THE TASK => The result should be an exact copy of every record, with no pictures kept.

Items from an interface collection
##############################
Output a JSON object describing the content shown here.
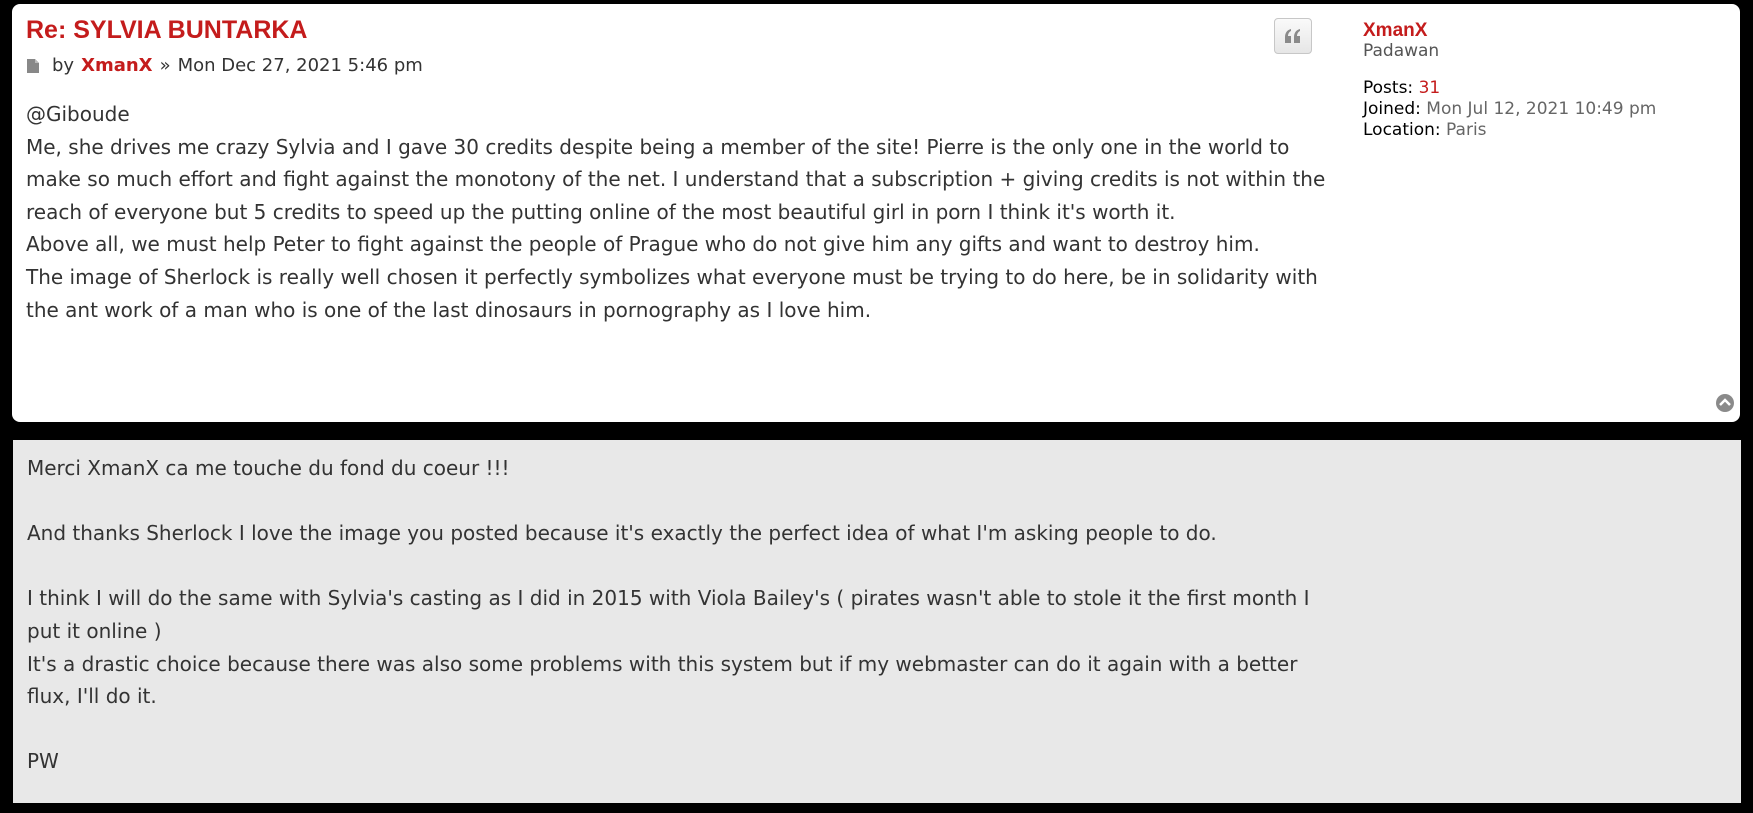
{
  "post": {
    "title": "Re: SYLVIA BUNTARKA",
    "by_label": "by",
    "author": "XmanX",
    "separator": "»",
    "date": "Mon Dec 27, 2021 5:46 pm",
    "content": [
      "@Giboude",
      "Me, she drives me crazy Sylvia and I gave 30 credits despite being a member of the site! Pierre is the only one in the world to make so much effort and fight against the monotony of the net. I understand that a subscription + giving credits is not within the reach of everyone but 5 credits to speed up the putting online of the most beautiful girl in porn I think it's worth it.",
      "Above all, we must help Peter to fight against the people of Prague who do not give him any gifts and want to destroy him.",
      "The image of Sherlock is really well chosen it perfectly symbolizes what everyone must be trying to do here, be in solidarity with the ant work of a man who is one of the last dinosaurs in pornography as I love him."
    ],
    "profile": {
      "name": "XmanX",
      "rank": "Padawan",
      "posts_label": "Posts:",
      "posts_value": "31",
      "joined_label": "Joined:",
      "joined_value": "Mon Jul 12, 2021 10:49 pm",
      "location_label": "Location:",
      "location_value": "Paris"
    }
  },
  "reply": {
    "lines": [
      "Merci XmanX ca me touche du fond du coeur !!!",
      "",
      "And thanks Sherlock I love the image you posted because it's exactly the perfect idea of what I'm asking people to do.",
      "",
      "I think I will do the same with Sylvia's casting as I did in 2015 with Viola Bailey's ( pirates wasn't able to stole it the first month I put it online )",
      "It's a drastic choice because there was also some problems with this system but if my webmaster can do it again with a better flux, I'll do it.",
      "",
      "PW"
    ]
  },
  "icons": {
    "post": "file-icon",
    "quote": "quote-icon",
    "top": "back-to-top-icon"
  },
  "colors": {
    "accent": "#c41c1c",
    "post_bg": "#ffffff",
    "reply_bg": "#e8e8e8",
    "page_bg": "#000000"
  }
}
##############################
SOLUTION TO THIS PROBLEM =>
Output a JSON object describing the content shown here.
{
  "post": {
    "title": "Re: SYLVIA BUNTARKA",
    "by_label": "by",
    "author": "XmanX",
    "separator": "»",
    "date": "Mon Dec 27, 2021 5:46 pm",
    "content": [
      "@Giboude",
      "Me, she drives me crazy Sylvia and I gave 30 credits despite being a member of the site! Pierre is the only one in the world to make so much effort and fight against the monotony of the net. I understand that a subscription + giving credits is not within the reach of everyone but 5 credits to speed up the putting online of the most beautiful girl in porn I think it's worth it.",
      "Above all, we must help Peter to fight against the people of Prague who do not give him any gifts and want to destroy him.",
      "The image of Sherlock is really well chosen it perfectly symbolizes what everyone must be trying to do here, be in solidarity with the ant work of a man who is one of the last dinosaurs in pornography as I love him."
    ],
    "profile": {
      "name": "XmanX",
      "rank": "Padawan",
      "posts_label": "Posts:",
      "posts_value": "31",
      "joined_label": "Joined:",
      "joined_value": "Mon Jul 12, 2021 10:49 pm",
      "location_label": "Location:",
      "location_value": "Paris"
    }
  },
  "reply": {
    "lines": [
      "Merci XmanX ca me touche du fond du coeur !!!",
      "",
      "And thanks Sherlock I love the image you posted because it's exactly the perfect idea of what I'm asking people to do.",
      "",
      "I think I will do the same with Sylvia's casting as I did in 2015 with Viola Bailey's ( pirates wasn't able to stole it the first month I put it online )",
      "It's a drastic choice because there was also some problems with this system but if my webmaster can do it again with a better flux, I'll do it.",
      "",
      "PW"
    ]
  },
  "icons": {
    "post": "file-icon",
    "quote": "quote-icon",
    "top": "back-to-top-icon"
  },
  "colors": {
    "accent": "#c41c1c",
    "post_bg": "#ffffff",
    "reply_bg": "#e8e8e8",
    "page_bg": "#000000"
  }
}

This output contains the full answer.